~ Gabriel

For Fans Of; Atrocity, Battle Path, Lesbian, Necrophobic, Weapon


Saturday, July 29, 2017

Melting The Desert...

El Jefazo - El Jefazo (2017)

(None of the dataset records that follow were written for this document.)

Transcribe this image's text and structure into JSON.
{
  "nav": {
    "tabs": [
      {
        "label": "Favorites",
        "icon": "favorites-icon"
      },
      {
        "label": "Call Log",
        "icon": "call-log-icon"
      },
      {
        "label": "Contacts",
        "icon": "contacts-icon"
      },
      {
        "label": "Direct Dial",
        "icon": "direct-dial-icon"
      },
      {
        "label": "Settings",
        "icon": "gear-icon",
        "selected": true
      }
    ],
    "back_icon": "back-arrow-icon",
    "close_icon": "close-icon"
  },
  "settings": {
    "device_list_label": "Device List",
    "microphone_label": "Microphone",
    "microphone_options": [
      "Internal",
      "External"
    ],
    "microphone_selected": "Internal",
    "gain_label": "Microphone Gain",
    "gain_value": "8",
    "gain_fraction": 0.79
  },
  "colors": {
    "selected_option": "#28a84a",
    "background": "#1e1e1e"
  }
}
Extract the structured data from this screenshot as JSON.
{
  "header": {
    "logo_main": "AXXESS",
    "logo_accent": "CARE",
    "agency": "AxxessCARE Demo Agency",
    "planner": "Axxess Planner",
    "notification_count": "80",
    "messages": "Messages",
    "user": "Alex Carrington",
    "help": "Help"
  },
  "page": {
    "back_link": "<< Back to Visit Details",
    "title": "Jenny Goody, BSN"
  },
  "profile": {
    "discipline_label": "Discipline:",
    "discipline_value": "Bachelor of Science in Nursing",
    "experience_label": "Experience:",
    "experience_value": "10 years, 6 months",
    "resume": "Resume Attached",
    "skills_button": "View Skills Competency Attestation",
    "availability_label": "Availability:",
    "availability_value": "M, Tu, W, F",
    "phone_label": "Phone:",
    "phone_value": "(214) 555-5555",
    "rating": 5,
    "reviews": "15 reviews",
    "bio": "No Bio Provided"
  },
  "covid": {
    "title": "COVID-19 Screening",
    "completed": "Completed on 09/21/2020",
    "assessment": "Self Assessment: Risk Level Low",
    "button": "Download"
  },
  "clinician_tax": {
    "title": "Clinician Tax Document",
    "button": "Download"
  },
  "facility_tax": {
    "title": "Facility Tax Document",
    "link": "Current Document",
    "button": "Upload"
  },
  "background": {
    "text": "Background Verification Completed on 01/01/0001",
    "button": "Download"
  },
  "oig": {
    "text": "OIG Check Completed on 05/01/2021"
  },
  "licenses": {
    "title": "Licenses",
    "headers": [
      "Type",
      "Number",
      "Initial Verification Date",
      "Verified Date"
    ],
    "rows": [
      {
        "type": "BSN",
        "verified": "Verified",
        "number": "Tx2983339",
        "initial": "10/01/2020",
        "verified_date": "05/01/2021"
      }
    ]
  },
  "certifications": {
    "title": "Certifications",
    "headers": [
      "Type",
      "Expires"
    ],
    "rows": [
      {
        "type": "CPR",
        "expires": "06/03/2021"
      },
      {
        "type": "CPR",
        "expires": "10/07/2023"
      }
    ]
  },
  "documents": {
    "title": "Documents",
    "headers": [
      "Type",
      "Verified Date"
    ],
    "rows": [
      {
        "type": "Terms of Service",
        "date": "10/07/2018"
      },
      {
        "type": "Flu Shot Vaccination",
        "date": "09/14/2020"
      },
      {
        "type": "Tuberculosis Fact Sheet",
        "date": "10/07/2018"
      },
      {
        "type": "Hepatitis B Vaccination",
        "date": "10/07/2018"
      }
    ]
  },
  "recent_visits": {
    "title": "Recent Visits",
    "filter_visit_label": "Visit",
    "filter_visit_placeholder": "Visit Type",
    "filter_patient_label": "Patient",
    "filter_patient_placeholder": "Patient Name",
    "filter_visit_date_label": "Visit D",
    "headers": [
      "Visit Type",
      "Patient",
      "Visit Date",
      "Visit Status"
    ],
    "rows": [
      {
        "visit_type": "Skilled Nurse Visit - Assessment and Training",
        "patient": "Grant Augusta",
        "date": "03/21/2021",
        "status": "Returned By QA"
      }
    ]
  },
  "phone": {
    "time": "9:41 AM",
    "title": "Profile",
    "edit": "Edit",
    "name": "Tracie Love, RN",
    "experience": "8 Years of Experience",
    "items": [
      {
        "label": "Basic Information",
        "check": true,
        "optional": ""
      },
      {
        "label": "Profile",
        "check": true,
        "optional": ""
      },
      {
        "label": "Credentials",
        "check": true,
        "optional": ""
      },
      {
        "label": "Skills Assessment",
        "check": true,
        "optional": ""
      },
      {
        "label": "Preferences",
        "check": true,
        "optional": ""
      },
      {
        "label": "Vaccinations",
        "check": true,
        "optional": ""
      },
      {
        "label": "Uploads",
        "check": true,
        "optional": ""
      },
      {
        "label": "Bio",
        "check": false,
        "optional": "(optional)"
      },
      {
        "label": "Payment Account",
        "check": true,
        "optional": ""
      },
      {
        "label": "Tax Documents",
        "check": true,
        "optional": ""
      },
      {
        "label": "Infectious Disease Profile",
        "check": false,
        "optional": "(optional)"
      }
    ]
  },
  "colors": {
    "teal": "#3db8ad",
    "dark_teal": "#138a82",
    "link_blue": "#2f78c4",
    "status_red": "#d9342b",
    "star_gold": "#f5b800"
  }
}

With their first studio album, the Peruvian group of El Jefazo come out packing some mean heavy rock with a psychedelic strain, letting their strings snarl while the drums lay down some hard grooves. Twists into pedal effects add some extra panache, and while they're fun little bursts, the music is solid enough (and the band's confident enough) that they're not allowed to rob focus from the powerful riffs, only to kick things up when they need that boost into wilder riding.
The group keeps things instrumental for this batch of six songs, freeing them from having to stretch measures out to cover verses, and a lot of that freedom is used to focus on ramping up from a base riff to a more intense form of it (my favorite example of this being “Rio Tinto”). But the psychedelic element is more than just some flange on the guitar; while things are certainly heavy, they're also pretty damn spacy at times. Stuff like the double-down grind of “Megalodonte” shifting into slow-melt sustain shows how adept the group is at bridging those two sides, but they use that play sparingly enough to keep it fresh when it does arise. The expansive close-out of “El Cañón de la Eternidad” simmers it down to a fine finish, and all around, the band's first full LP is a satisfyingly diverse and ambitious effort, with plenty of raw energy evidenced in the playing. Here's hoping a follow-up emerges before too long, as I'm really curious to hear what other ideas this group has rattling about in their strings and skulls.
~ Gabriel

For Fans Of; Frozen Planet....1969, Gripe, Groggy, Humbaba, Persona


Saturday, July 22, 2017

Ripping Back Out...

Zaraza - Spasms of Rebirth (2017)

It's been a while since Zaraza's last album. Almost a decade and a half, actually. But with the two-piece's return, they show themselves to be firmly on top of the filthy sludge/doom (with a few industrial slams) style as it lived in the mid-'90s days of the band's birth, when Godflesh, Fudge Tunnel, and others were slogging away at the height of their powers. The blear of feedback from bass, the clang and punch of the drums and cymbals, and the snarling gutturality of the vocals come together in a nasty piece of work that's pretty damn compelling in its slow-moving roil of dissonance and dirtiness.
The slow-burn dredging of the instruments gets a lot of focus over the course of the album, and accordingly, the sustain on the strings is matched by a wide impact from the drums. It feels big even while building up to the outbursts, and the weighty crashes from both sides do a great job of hammering down listeners who've got it turned up to suitable volume. There's shades of early black metal to the seriousness of the lyrics' promises of violence (not to mention the buzz-saw grinding), most pronounced in “Blood.ov.Psychiatrists” and its nasty gnashing. Over the whole of the album, there's a grimness that tends to be lacking from most of the modern sludge emulators, and the songs practically drip with miserable abandon, so while there's not much range to the tempos, the heavy oppression of the music draws in enough variation in other aspects to squarely hit the mark. Mean, heavy, and almost unbearably slabby, Spasms of Rebirth firmly reestablishes Zaraza as a force to be reckoned with on the less amiable side of sludge.
~ Gabriel

For Fans Of; Dead Existence, Fleshpress, Fudge Tunnel, Mudbath, Skin Chamber